If a barcode is different, for many reasons (some you have mentioned), something is different. I have listened to all of the comments regarding the issue. I cannot disagree that a barcode difference is a factor, but my point remains that the bacode is often times not visible on the release. I can safely say that 90% (more I am sure) of my digital releases have no barcode reference in the metadata, not do they have a direct URL reference to a page or site where the barcode is readily available. To me, this makes it “secondary data”, but still data. What I mean by this… if I look at the release “in hand”, the information I can see is “primary”, the information I need to research to get is “secondary”. I am using general words, so please see my intent, not word use.

I’ve purchased items in the past from Qobuz where it’s obviously an upsampled CD master. Support are great and will always offer an exchange.


So, are you saying you do not want the “digital media” format anymore?

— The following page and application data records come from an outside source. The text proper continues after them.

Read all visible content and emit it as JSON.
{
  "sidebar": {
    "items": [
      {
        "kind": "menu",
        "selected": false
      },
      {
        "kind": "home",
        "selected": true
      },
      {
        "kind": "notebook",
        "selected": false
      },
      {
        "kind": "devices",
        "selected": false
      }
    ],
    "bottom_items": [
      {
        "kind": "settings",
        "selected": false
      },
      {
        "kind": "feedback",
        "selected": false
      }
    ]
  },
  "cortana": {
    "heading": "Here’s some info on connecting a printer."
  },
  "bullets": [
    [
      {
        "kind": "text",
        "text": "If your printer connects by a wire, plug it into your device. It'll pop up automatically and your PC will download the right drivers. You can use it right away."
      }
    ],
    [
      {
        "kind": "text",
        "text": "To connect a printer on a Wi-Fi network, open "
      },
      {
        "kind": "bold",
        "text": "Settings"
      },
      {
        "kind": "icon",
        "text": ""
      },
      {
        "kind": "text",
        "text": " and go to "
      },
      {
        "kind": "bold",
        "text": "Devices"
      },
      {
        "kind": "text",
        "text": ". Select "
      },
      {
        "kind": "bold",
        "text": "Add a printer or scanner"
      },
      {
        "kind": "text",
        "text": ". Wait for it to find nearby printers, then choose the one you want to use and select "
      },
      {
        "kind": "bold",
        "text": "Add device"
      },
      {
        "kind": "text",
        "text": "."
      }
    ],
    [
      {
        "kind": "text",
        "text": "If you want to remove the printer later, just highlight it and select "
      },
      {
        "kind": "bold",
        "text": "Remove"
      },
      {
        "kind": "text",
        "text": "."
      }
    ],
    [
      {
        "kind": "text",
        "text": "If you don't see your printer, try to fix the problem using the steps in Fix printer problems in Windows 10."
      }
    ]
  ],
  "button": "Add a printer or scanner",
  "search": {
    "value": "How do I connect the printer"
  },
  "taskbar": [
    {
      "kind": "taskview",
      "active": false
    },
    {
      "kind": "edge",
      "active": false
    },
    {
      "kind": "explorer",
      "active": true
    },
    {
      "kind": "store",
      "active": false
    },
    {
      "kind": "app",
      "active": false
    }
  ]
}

No. Where did you get that from? Just that the links to the store on digital media links could say “96 kHz”, “192 kHz”, “MQA”, “MP3”, etc. Currently we have to create duplicate releases for differences in audio quality. This is just follow-up on my suggestion from above.